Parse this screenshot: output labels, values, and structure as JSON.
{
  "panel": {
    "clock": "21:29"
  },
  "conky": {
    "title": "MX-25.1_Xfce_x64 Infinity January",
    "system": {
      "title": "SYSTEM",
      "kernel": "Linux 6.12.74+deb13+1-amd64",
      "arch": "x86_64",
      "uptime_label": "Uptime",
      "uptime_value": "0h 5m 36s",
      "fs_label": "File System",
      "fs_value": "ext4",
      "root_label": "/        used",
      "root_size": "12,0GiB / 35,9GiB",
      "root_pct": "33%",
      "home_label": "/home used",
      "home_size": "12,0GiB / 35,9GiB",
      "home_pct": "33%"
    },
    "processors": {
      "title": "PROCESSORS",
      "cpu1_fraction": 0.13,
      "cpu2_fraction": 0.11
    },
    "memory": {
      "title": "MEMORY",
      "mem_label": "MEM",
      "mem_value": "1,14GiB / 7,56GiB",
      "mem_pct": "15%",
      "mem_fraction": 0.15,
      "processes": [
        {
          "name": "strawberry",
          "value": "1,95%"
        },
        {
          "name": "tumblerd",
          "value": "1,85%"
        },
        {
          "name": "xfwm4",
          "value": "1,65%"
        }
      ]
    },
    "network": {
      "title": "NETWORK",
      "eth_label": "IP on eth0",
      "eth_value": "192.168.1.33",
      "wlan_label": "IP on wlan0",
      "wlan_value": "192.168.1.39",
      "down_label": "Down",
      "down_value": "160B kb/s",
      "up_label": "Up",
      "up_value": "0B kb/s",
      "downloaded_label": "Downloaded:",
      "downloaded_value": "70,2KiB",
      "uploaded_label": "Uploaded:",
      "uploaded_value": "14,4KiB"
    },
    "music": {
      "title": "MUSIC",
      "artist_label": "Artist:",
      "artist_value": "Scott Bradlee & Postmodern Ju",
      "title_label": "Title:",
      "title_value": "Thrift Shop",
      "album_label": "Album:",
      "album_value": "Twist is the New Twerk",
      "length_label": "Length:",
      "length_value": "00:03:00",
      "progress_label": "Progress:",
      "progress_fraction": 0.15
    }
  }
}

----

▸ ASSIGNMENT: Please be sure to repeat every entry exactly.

▸ COMPLETED EXERCISE:
Parse this screenshot: output labels, values, and structure as JSON.
{
  "panel": {
    "clock": "21:29"
  },
  "conky": {
    "title": "MX-25.1_Xfce_x64 Infinity January",
    "system": {
      "title": "SYSTEM",
      "kernel": "Linux 6.12.74+deb13+1-amd64",
      "arch": "x86_64",
      "uptime_label": "Uptime",
      "uptime_value": "0h 5m 36s",
      "fs_label": "File System",
      "fs_value": "ext4",
      "root_label": "/        used",
      "root_size": "12,0GiB / 35,9GiB",
      "root_pct": "33%",
      "home_label": "/home used",
      "home_size": "12,0GiB / 35,9GiB",
      "home_pct": "33%"
    },
    "processors": {
      "title": "PROCESSORS",
      "cpu1_fraction": 0.13,
      "cpu2_fraction": 0.11
    },
    "memory": {
      "title": "MEMORY",
      "mem_label": "MEM",
      "mem_value": "1,14GiB / 7,56GiB",
      "mem_pct": "15%",
      "mem_fraction": 0.15,
      "processes": [
        {
          "name": "strawberry",
          "value": "1,95%"
        },
        {
          "name": "tumblerd",
          "value": "1,85%"
        },
        {
          "name": "xfwm4",
          "value": "1,65%"
        }
      ]
    },
    "network": {
      "title": "NETWORK",
      "eth_label": "IP on eth0",
      "eth_value": "192.168.1.33",
      "wlan_label": "IP on wlan0",
      "wlan_value": "192.168.1.39",
      "down_label": "Down",
      "down_value": "160B kb/s",
      "up_label": "Up",
      "up_value": "0B kb/s",
      "downloaded_label": "Downloaded:",
      "downloaded_value": "70,2KiB",
      "uploaded_label": "Uploaded:",
      "uploaded_value": "14,4KiB"
    },
    "music": {
      "title": "MUSIC",
      "artist_label": "Artist:",
      "artist_value": "Scott Bradlee & Postmodern Ju",
      "title_label": "Title:",
      "title_value": "Thrift Shop",
      "album_label": "Album:",
      "album_value": "Twist is the New Twerk",
      "length_label": "Length:",
      "length_value": "00:03:00",
      "progress_label": "Progress:",
      "progress_fraction": 0.15
    }
  }
}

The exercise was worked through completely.